Text by Miriam McGarry
An Urban Choreography of Civic Disobedience
We spent every lunch and recess of Year 4 hanging from the monkey bars. Bony hips permanently inked with bruises from swinging back and forth with enough momentum to execute the ‘double under.’ Biting into salad sandwiches and roll-ups infused with the scent of metallic palms. The revered status of anyone who attempted the banned Cherry-Bomb disembark. Then in Year 5 it was ‘suggested’ that the girls be required to wear P.E shorts to play on the monkey bars. (Lost grip).
The overlay of social conventions upon physical sites can encode or prohibit certain forms of behaviour. As Lefebvre has described, ‘space is not a scientific object removed from ideology or politics. It has always been political and strategic. There is an ideology of space. Because space, which seems homogeneous, which appears as a whole in its objectivity, in its pure form, such as we determine it, is a social product.’ In flipped grip, Theia subverts prescribed ideologies of urban space, and flirts with the edges of decorous civic etiquette through the art of pole-dancing.
In Korea, where Theia filmed these videos, space is at a high premium in a densely populated country. To maximise the efficacy of the available land, specific environments have been constructed to perform isolated functions, e.g. the Noraebang (Karaoke room), Jjimjilbang (bath house), PC-bang (computer rooms), and DVD-bang (movie rooms). A technocratic order coordinates the city, where form follows functions.

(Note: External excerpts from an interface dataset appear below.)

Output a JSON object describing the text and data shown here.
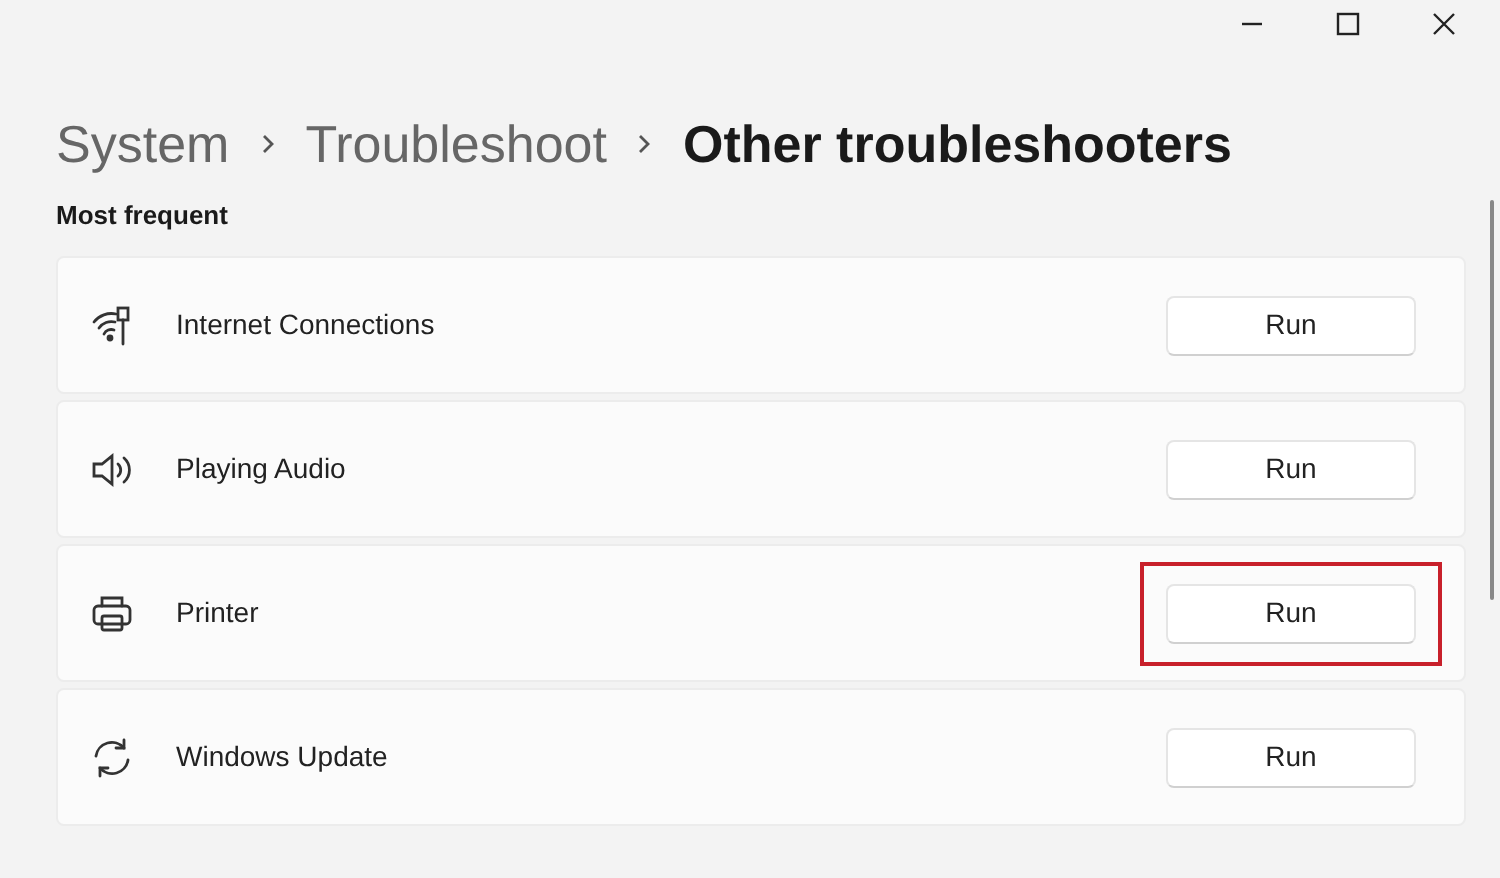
{
  "window_controls": [
    {
      "kind": "minimize"
    },
    {
      "kind": "maximize"
    },
    {
      "kind": "close"
    }
  ],
  "breadcrumb": [
    {
      "label": "System",
      "current": false
    },
    {
      "label": "Troubleshoot",
      "current": false
    },
    {
      "label": "Other troubleshooters",
      "current": true
    }
  ],
  "section_title": "Most frequent",
  "troubleshooters": [
    {
      "kind": "wifi",
      "name": "Internet Connections",
      "button": "Run",
      "highlighted": false
    },
    {
      "kind": "audio",
      "name": "Playing Audio",
      "button": "Run",
      "highlighted": false
    },
    {
      "kind": "printer",
      "name": "Printer",
      "button": "Run",
      "highlighted": true
    },
    {
      "kind": "update",
      "name": "Windows Update",
      "button": "Run",
      "highlighted": false
    }
  ]
}
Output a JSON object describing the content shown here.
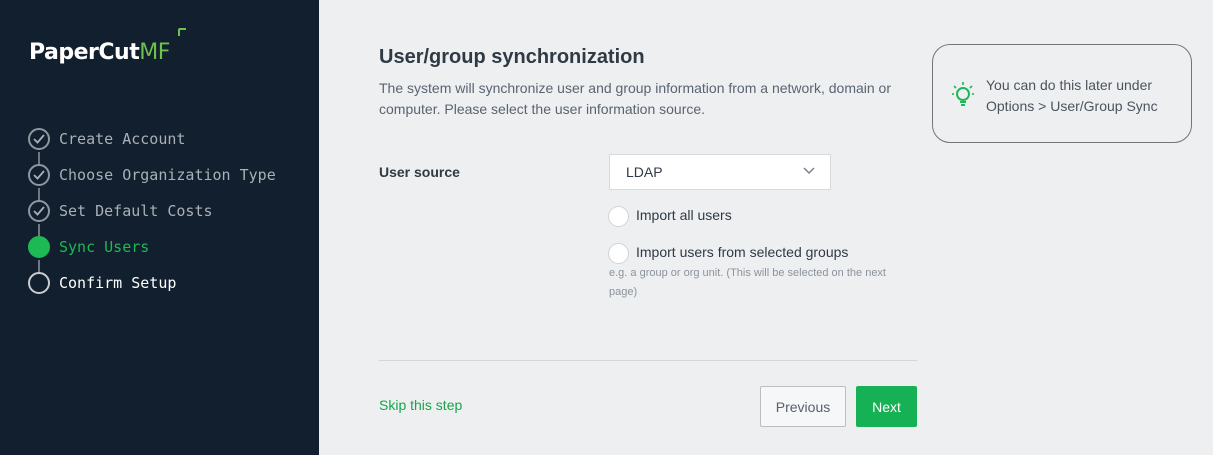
{
  "brand": {
    "name_main": "PaperCut",
    "name_suffix": "MF",
    "accent": "#6cc24a"
  },
  "steps": [
    {
      "label": "Create Account",
      "state": "done"
    },
    {
      "label": "Choose Organization Type",
      "state": "done"
    },
    {
      "label": "Set Default Costs",
      "state": "done"
    },
    {
      "label": "Sync Users",
      "state": "active"
    },
    {
      "label": "Confirm Setup",
      "state": "todo"
    }
  ],
  "main": {
    "title": "User/group synchronization",
    "description": "The system will synchronize user and group information from a network, domain or computer. Please select the user information source.",
    "user_source_label": "User source",
    "user_source_value": "LDAP",
    "radio_all_label": "Import all users",
    "radio_groups_label": "Import users from selected groups",
    "radio_groups_hint": "e.g. a group or org unit. (This will be selected on the next page)"
  },
  "footer": {
    "skip_label": "Skip this step",
    "previous_label": "Previous",
    "next_label": "Next"
  },
  "tip": {
    "icon": "lightbulb-icon",
    "text": "You can do this later under Options > User/Group Sync"
  },
  "colors": {
    "sidebar_bg": "#111f2e",
    "primary_green": "#16b154",
    "page_bg": "#eeeff1"
  }
}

In Spatial Aesthetics, Nikos Papastergiadis argues that a ‘city that is dominated by monofunctionalism – with exclusive boundaries that separate classes, activities and values – is a repressive city.’ Theia plays with the limits of this monofunctionalism in the public parks of Seoul, which offer a space for socially sanctioned callisthenics routines, but also offer a pocket of discretional potential.
flipped grip places the sensual body into a public space. The dancers perform intimate gestures in a metropolitan context, and in doing so, extend the possibilities of civic experience. The gestural vocabulary of the functional exercise objects (swing, twist, turn, push, pull and slide) are reappropriated in

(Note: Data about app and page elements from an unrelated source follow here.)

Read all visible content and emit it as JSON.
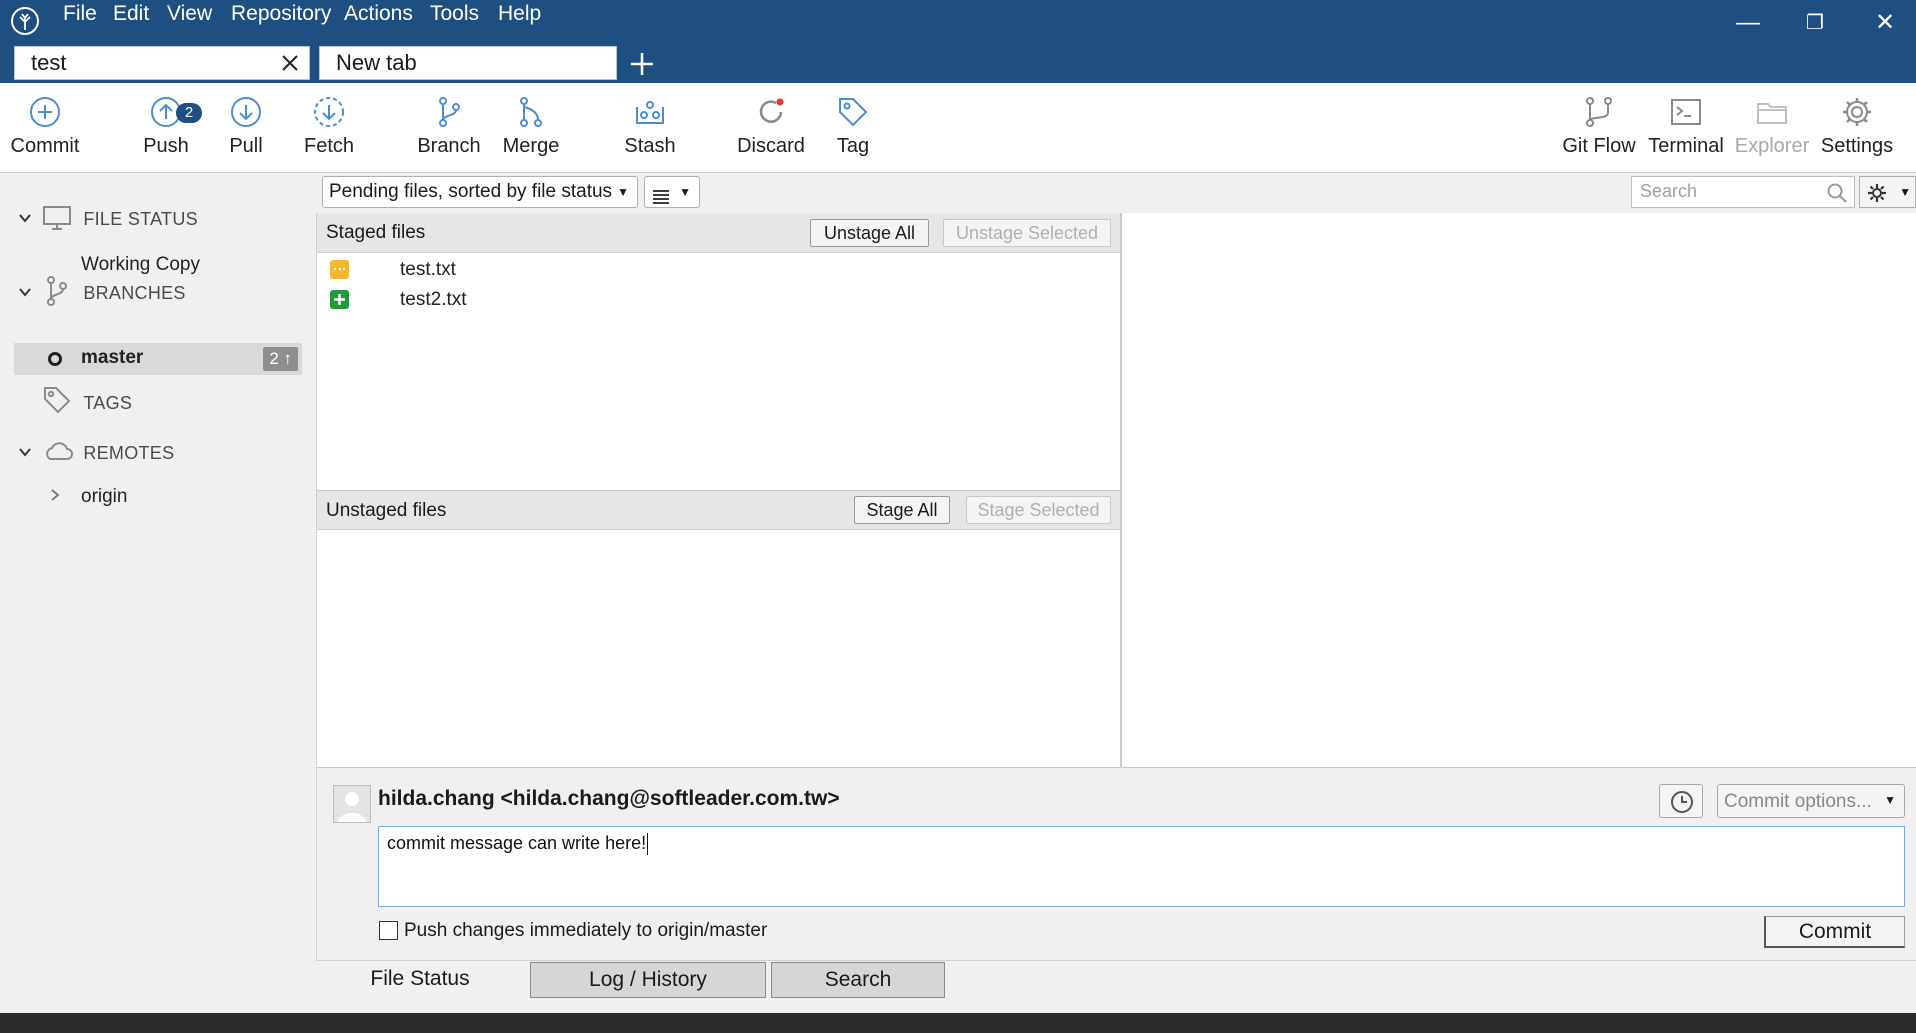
{
  "menu": [
    "File",
    "Edit",
    "View",
    "Repository",
    "Actions",
    "Tools",
    "Help"
  ],
  "tabs": [
    {
      "label": "test"
    },
    {
      "label": "New tab"
    }
  ],
  "window": {
    "minimize": "—",
    "restore": "❐",
    "close": "✕"
  },
  "toolbar": {
    "left": [
      {
        "label": "Commit",
        "icon": "commit-icon"
      },
      {
        "label": "Push",
        "icon": "push-icon",
        "badge": "2"
      },
      {
        "label": "Pull",
        "icon": "pull-icon"
      },
      {
        "label": "Fetch",
        "icon": "fetch-icon"
      },
      {
        "label": "Branch",
        "icon": "branch-icon"
      },
      {
        "label": "Merge",
        "icon": "merge-icon"
      },
      {
        "label": "Stash",
        "icon": "stash-icon"
      },
      {
        "label": "Discard",
        "icon": "discard-icon"
      },
      {
        "label": "Tag",
        "icon": "tag-icon"
      }
    ],
    "right": [
      {
        "label": "Git Flow",
        "icon": "git-flow-icon"
      },
      {
        "label": "Terminal",
        "icon": "terminal-icon"
      },
      {
        "label": "Explorer",
        "icon": "explorer-icon"
      },
      {
        "label": "Settings",
        "icon": "settings-icon"
      }
    ]
  },
  "sidebar": {
    "file_status": {
      "title": "FILE STATUS",
      "items": [
        "Working Copy"
      ]
    },
    "branches": {
      "title": "BRANCHES",
      "items": [
        {
          "name": "master",
          "ahead": "2 ↑"
        }
      ]
    },
    "tags": {
      "title": "TAGS"
    },
    "remotes": {
      "title": "REMOTES",
      "items": [
        "origin"
      ]
    }
  },
  "filter": {
    "sort": "Pending files, sorted by file status",
    "search_placeholder": "Search"
  },
  "staged": {
    "title": "Staged files",
    "unstage_all": "Unstage All",
    "unstage_selected": "Unstage Selected",
    "files": [
      {
        "name": "test.txt",
        "status": "modified"
      },
      {
        "name": "test2.txt",
        "status": "added"
      }
    ]
  },
  "unstaged": {
    "title": "Unstaged files",
    "stage_all": "Stage All",
    "stage_selected": "Stage Selected"
  },
  "commit": {
    "author": "hilda.chang <hilda.chang@softleader.com.tw>",
    "options": "Commit options...",
    "message": "commit message can write here!",
    "push_checkbox_label": "Push changes immediately to origin/master",
    "push_checked": false,
    "button": "Commit"
  },
  "bottom_tabs": [
    "File Status",
    "Log / History",
    "Search"
  ],
  "colors": {
    "titlebar": "#1f4f80",
    "modified": "#f5b731",
    "added": "#1e9c3a"
  }
}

an act of subtle transgression. Motions which had previously been encoded as publically appropriate exercise activities are here reconfigured to communicate an alternative function of the body.
Sex, in the city.
Point, flex, extend
However, in translating the pole-dancing movements to the sterile playground environment, the actions are stripped of their erotic agency. What remains is an awkward virile athleticism anchored in self-conscious sexual undertone. Let’s get physical, physical. flipped grip demands an intimacy from the audience through the spatial orchestration of
the video screen, poles and flooring. It is not so much a suggestion of leaning into the work, as
a requirement to ‘please-lie-down’. Put your ear up close. Like a seashell contains the ocean, the modular pole holds record of the activity to which it has borne witness. Push. Pull. Pant. (Are you blushing? A flush of arousal/the glow of cardio).
In urban sociology, the term ‘desire lines’ refers to paths organically demarcated by layers of human- footfall. These informal lines materially capture a breach of the socially prescribed path available, as they override landscaped pathways with more direct routes. Academics have described desire lines as ‘record of civil disobedience.’ In flipped grip, Theia similarly captures how intimate bodily movements can be employed to defy the prescriptive routinisation of civic spaces. Desire is inscribed not in lines, but in the mark making choreography of an exercise routine. The parafunctional site/the poetics of the pole.
Lefebvre, H., & Nicholson-Smith, D. (1991). The production
of space (Vol. 142). Blackwell: Oxford.
Newton John, Olivia. (1981). Let’s get physical. MCA
Papastergiadias, N. (2010). Spatial aesthetics: Art, place and the everyday (Vol. 5)
4 July - 28 July 2018